This is a test for determining if a child (ages 5 through 21 years) has a language disorder or delay. It looks at children’s understanding of language, for example their ability to follow directions, their understanding of concept words, their understanding of sentences that include different aspects of grammar and their ability to categorise objects that go together. It also tests children’s expressive language, for example, their ability to name pictures, to create and repeat sentences and to explain why different objects go together.

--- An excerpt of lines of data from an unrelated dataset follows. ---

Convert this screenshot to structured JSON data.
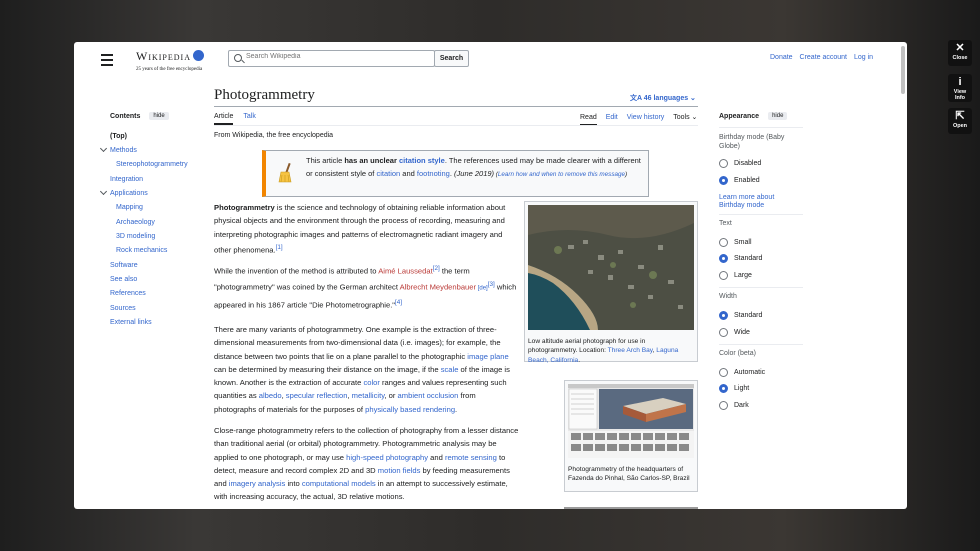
{
  "header": {
    "logo_word": "Wikipedia",
    "logo_tagline": "25 years of the free encyclopedia",
    "search_placeholder": "Search Wikipedia",
    "search_button": "Search",
    "donate": "Donate",
    "create_account": "Create account",
    "login": "Log in"
  },
  "toc": {
    "title": "Contents",
    "hide": "hide",
    "items": [
      "(Top)",
      "Methods",
      "Stereophotogrammetry",
      "Integration",
      "Applications",
      "Mapping",
      "Archaeology",
      "3D modeling",
      "Rock mechanics",
      "Software",
      "See also",
      "References",
      "Sources",
      "External links"
    ]
  },
  "article": {
    "title": "Photogrammetry",
    "languages": "46 languages",
    "tab_article": "Article",
    "tab_talk": "Talk",
    "tab_read": "Read",
    "tab_edit": "Edit",
    "tab_history": "View history",
    "tab_tools": "Tools",
    "from": "From Wikipedia, the free encyclopedia"
  },
  "ambox": {
    "t1": "This article ",
    "t2": "has an unclear ",
    "t3": "citation style",
    "t4": ". The references used may be made clearer with a different or consistent style of ",
    "t5": "citation",
    "t6": " and ",
    "t7": "footnoting",
    "t8": ". ",
    "t9": "(June 2019)",
    "t10": " (",
    "t11": "Learn how and when to remove this message",
    "t12": ")"
  },
  "p1": {
    "bold": "Photogrammetry",
    "text": " is the science and technology of obtaining reliable information about physical objects and the environment through the process of recording, measuring and interpreting photographic images and patterns of electromagnetic radiant imagery and other phenomena.",
    "ref": "[1]"
  },
  "p2": {
    "a": "While the invention of the method is attributed to ",
    "b": "Aimé Laussedat",
    "c": "[2]",
    "d": " the term \"photogrammetry\" was coined by the German architect ",
    "e": "Albrecht Meydenbauer",
    "f": " [de]",
    "g": "[3]",
    "h": " which appeared in his 1867 article \"Die Photometrographie.\"",
    "i": "[4]"
  },
  "p3": {
    "a": "There are many variants of photogrammetry. One example is the extraction of three-dimensional measurements from two-dimensional data (i.e. images); for example, the distance between two points that lie on a plane parallel to the photographic ",
    "b": "image plane",
    "c": " can be determined by measuring their distance on the image, if the ",
    "d": "scale",
    "e": " of the image is known. Another is the extraction of accurate ",
    "f": "color",
    "g": " ranges and values representing such quantities as ",
    "h": "albedo",
    "i": ", ",
    "j": "specular reflection",
    "k": ", ",
    "l": "metallicity",
    "m": ", or ",
    "n": "ambient occlusion",
    "o": " from photographs of materials for the purposes of ",
    "p": "physically based rendering",
    "q": "."
  },
  "p4": {
    "a": "Close-range photogrammetry refers to the collection of photography from a lesser distance than traditional aerial (or orbital) photogrammetry. Photogrammetric analysis may be applied to one photograph, or may use ",
    "b": "high-speed photography",
    "c": " and ",
    "d": "remote sensing",
    "e": " to detect, measure and record complex 2D and 3D ",
    "f": "motion fields",
    "g": " by feeding measurements and ",
    "h": "imagery analysis",
    "i": " into ",
    "j": "computational models",
    "k": " in an attempt to successively estimate, with increasing accuracy, the actual, 3D relative motions."
  },
  "fig1": {
    "a": "Low altitude aerial photograph for use in photogrammetry. Location: ",
    "b": "Three Arch Bay",
    "c": ", ",
    "d": "Laguna Beach, California",
    "e": "."
  },
  "fig2": {
    "cap": "Photogrammetry of the headquarters of Fazenda do Pinhal, São Carlos-SP, Brazil"
  },
  "appearance": {
    "title": "Appearance",
    "hide": "hide",
    "birthday_label": "Birthday mode (Baby Globe)",
    "disabled": "Disabled",
    "enabled": "Enabled",
    "learn_more": "Learn more about Birthday mode",
    "text_label": "Text",
    "small": "Small",
    "standard": "Standard",
    "large": "Large",
    "width_label": "Width",
    "width_standard": "Standard",
    "wide": "Wide",
    "color_label": "Color (beta)",
    "automatic": "Automatic",
    "light": "Light",
    "dark": "Dark"
  },
  "overlay": {
    "close": "Close",
    "view_info": "View Info",
    "open": "Open"
  },
  "colors": {
    "link": "#3366cc",
    "redlink": "#ba3a37",
    "ambox_border": "#f28500"
  }
}
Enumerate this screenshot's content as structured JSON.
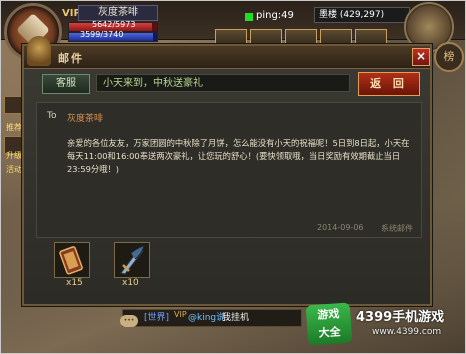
{
  "hud": {
    "vip": "VIP",
    "player_name": "灰度茶啡",
    "hp_text": "5642/5973",
    "hp_fraction": 0.94,
    "mp_text": "3599/3740",
    "mp_fraction": 0.96,
    "ping": "ping:49",
    "server": "墨楼 (429,297)"
  },
  "side": {
    "left_labels": [
      "推荐",
      "升级",
      "活动"
    ],
    "right_icon": "榜"
  },
  "mail": {
    "title": "邮件",
    "recipient_chip": "客服",
    "subject": "小天来到，中秋送豪礼",
    "back_button": "返 回",
    "close": "×",
    "to_label": "To",
    "to_name": "灰度茶啡",
    "body": "亲爱的各位友友，万家团圆的中秋除了月饼，怎么能没有小天的祝福呢！5日到8日起，小天在每天11:00和16:00奉送两次豪礼，让您玩的舒心！(要快领取哦，当日奖励有效期截止当日23:59分哦！)",
    "date": "2014-09-06",
    "sender": "系统邮件",
    "attachments": [
      {
        "icon": "scroll-icon",
        "qty": "x15"
      },
      {
        "icon": "sword-icon",
        "qty": "x10"
      }
    ]
  },
  "chat": {
    "channel": "[世界]",
    "vip": "VIP",
    "user": "@king说：",
    "message": "我挂机"
  },
  "watermark": {
    "logo_line1": "游戏",
    "logo_line2": "大全",
    "title": "4399手机游戏",
    "url": "www.4399.com"
  }
}
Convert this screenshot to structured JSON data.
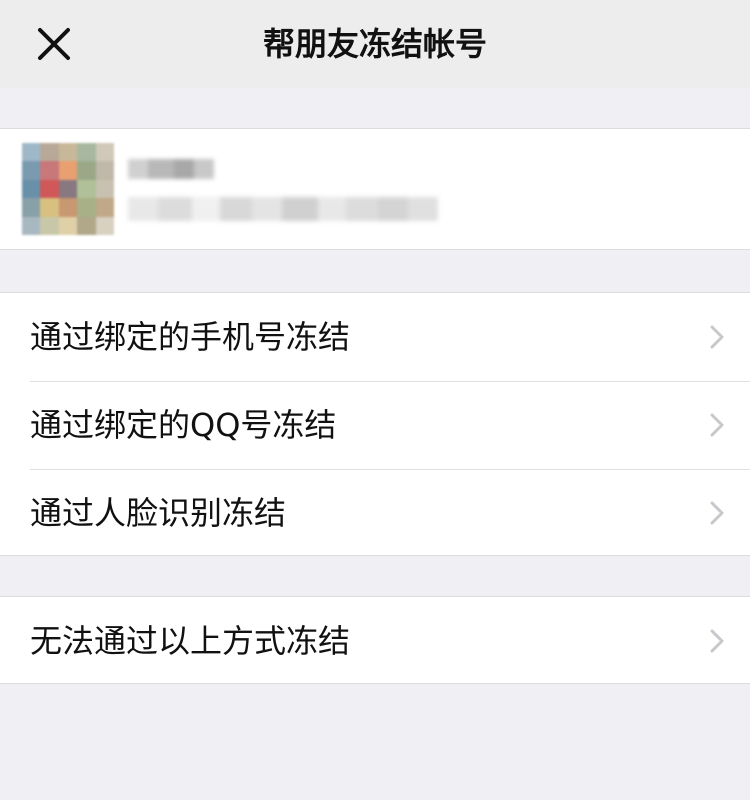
{
  "nav": {
    "title": "帮朋友冻结帐号",
    "close_icon": "close-icon"
  },
  "profile": {
    "avatar_colors": [
      "#9fb8c8",
      "#b8a898",
      "#c8b89a",
      "#a8b8a0",
      "#d0c8b8",
      "#7a9ab0",
      "#c87878",
      "#e8a070",
      "#9aa888",
      "#c0b8a8",
      "#6890a8",
      "#d05858",
      "#887880",
      "#b0c098",
      "#c8c0b0",
      "#88a0a8",
      "#d8c080",
      "#c89870",
      "#a8b088",
      "#c0a888",
      "#a8b8c0",
      "#c8c8a8",
      "#e0d0a8",
      "#b0a888",
      "#d8d0c0"
    ],
    "name_colors": [
      "#d0d0d0",
      "#b8b8b8",
      "#a8a8a8",
      "#c8c8c8"
    ],
    "id_colors": [
      "#e8e8e8",
      "#dcdcdc",
      "#f0f0f0",
      "#d8d8d8",
      "#e4e4e4",
      "#d0d0d0",
      "#e8e8e8",
      "#dcdcdc",
      "#d4d4d4",
      "#e0e0e0"
    ]
  },
  "options": [
    {
      "label": "通过绑定的手机号冻结"
    },
    {
      "label": "通过绑定的QQ号冻结"
    },
    {
      "label": "通过人脸识别冻结"
    }
  ],
  "other_option": {
    "label": "无法通过以上方式冻结"
  },
  "colors": {
    "background": "#efeff4",
    "nav_background": "#ededed",
    "text": "#111111",
    "chevron": "#c7c7cc"
  }
}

There are six main subtests - three examining receptive and three examining expressive language skills.
Receptive language Subtests (understanding language)
Concepts and Following Directions (Age 5-12)
This evaluates a child’s ability to process instructions of increasing length and complexity, remember the order that information is presented and scan a range of objects presented in picture format.
Word Classes (Age 5-7)
This looks at a child’s ability to understand why two or more items are related by meaning, for example ‘chair’ and ‘table’. Children are presented with three pictures and asked which two go together the best.
Word Classes (Age 8-16)
This looks at a child’s ability to understand why two items are related by meaning. Children are presented with four spoken words (no pictures) and asked which two go together the best. Then they must explain WHY the two words go together.
Sentence Structure (Age 5-8)
This looks at the child’s ability to understand spoken sentences of increasing length and complexity.
Expressive language Subtests (spoken language)
Word Structure (Age 5-8)
This subtest looks at the child’s use of grammatical rules in expressive language - such as plurals -s, prepositions -in-on, tenses -ing-ed and pronouns -her-she.
Recalling Sentences (Age 5-16)
The subtest requires the child to imitate sentences presented by the examiner. This tests the child’s ability to recall and reproduce sentences of varying length and complexity.
Formulated Sentences (Age 5-16)
This evaluates a child’s ability to make sentences about different pictures incorporating a particular word. The words increase in complexity, from concrete objects (e.g. car) to more abstract concepts (e.g. unless).